Professor Wilkie and Professor Goriely proposed that in the testis the paternal age effect mutations act in a similar manner, leading to preferential growth of the SSCs which carry these mutations. The mutant SSCs are predicted to multiply and spread along the tubules over time, thereby substantially increasing the levels of mutant sperm produced with age – and therefore the likelihood of an egg being fertilised by the mutant sperm.

Despite the fact that all men are predicted to have multiple independent little growths of mutant SSCs in their testes, and that testes have been studied intensively by fertility researchers for decades, such events had never been reported.

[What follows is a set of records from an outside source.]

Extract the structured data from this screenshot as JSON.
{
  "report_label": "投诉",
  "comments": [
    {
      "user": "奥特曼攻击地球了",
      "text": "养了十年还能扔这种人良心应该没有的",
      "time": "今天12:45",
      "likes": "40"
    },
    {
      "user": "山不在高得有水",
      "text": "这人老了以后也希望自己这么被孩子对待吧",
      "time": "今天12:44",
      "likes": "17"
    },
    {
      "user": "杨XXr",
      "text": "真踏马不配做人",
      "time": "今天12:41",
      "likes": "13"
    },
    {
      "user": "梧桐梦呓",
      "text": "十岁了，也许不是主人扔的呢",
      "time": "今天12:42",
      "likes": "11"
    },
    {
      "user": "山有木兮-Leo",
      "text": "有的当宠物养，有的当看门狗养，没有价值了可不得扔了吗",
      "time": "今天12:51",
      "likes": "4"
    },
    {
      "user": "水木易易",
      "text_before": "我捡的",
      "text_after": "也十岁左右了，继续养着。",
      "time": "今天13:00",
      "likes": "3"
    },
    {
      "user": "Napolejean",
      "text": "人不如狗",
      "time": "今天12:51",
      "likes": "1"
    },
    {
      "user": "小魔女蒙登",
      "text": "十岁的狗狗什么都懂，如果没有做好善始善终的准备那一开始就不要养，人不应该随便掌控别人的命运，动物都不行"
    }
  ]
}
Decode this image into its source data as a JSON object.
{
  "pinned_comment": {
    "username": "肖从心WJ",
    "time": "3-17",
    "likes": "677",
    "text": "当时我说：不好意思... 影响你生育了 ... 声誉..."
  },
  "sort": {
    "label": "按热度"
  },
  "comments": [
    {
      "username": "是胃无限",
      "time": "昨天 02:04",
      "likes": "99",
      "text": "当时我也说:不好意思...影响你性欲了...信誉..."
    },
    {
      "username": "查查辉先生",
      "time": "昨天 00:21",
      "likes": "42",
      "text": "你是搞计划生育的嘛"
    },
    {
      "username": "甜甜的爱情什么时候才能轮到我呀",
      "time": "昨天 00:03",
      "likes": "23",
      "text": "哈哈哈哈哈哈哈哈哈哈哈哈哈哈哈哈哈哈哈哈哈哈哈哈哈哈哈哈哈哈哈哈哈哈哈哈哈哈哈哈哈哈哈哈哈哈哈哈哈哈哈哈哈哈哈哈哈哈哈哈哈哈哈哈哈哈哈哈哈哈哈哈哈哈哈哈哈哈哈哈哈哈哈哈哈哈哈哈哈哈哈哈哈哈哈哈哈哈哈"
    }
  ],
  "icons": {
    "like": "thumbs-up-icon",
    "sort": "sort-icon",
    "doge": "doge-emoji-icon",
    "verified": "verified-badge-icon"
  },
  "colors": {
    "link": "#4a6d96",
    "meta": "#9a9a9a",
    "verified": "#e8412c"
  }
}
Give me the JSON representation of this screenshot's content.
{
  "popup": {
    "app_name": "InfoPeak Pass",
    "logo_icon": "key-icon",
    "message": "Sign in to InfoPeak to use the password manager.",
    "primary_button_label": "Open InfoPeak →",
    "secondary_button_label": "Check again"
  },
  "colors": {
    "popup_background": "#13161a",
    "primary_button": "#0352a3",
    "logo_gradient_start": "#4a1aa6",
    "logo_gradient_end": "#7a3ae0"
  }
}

We began our search for these growths by analysing thin slices of human testes (that had been donated for research purposes) under a microscope. In most samples we found small regions of tubules with a distinct appearance that was suggestive of abnormal growth of SSCs (see figure below).


Cross-section of mutant tubules found in human testes (highlighted in red and blue, top and bottom right respectively). The darker, thicker boundaries of the tubules shows the increased growth of the cells in these regions.

To prove that these correspond to the predicted mutant growths, pieces of the abnormal tubules were isolated using a laser-assisted microscope, and the DNA from the isolated cells was extracted and analysed to look for mutations that were only found in the abnormal tubes, and not in their normal counterparts.

In 13 of the 14 testes analysed, mutations were found that cause a range of severe genetic diseases, including Apert syndrome and other paternal age effect disorders such as lethal forms of dwarfism.

This study shows how specific mutations can cause SSCs to act in a selfish manner, promoting their own growth but at the same time producing sperm that cause severe disorders in the next generation.

In essence, all men will develop these mutant growths within their testicles as they age, and with the trend for delayed parenthood, it is important that we understand the potential risks associated with starting a family later in life. Studying these mutant growths will enable us to identify how they grow, and the full range of diseases that they cause in the next generation (in addition to the diseases mentioned, older paternal age is also associated with autism, schizophrenia and some cancers). Armed with this knowledge, scientists and doctors will be able to better advise older fathers of the risks they may face when having children.

Post edited by Bryony Graham and Anne Goriely.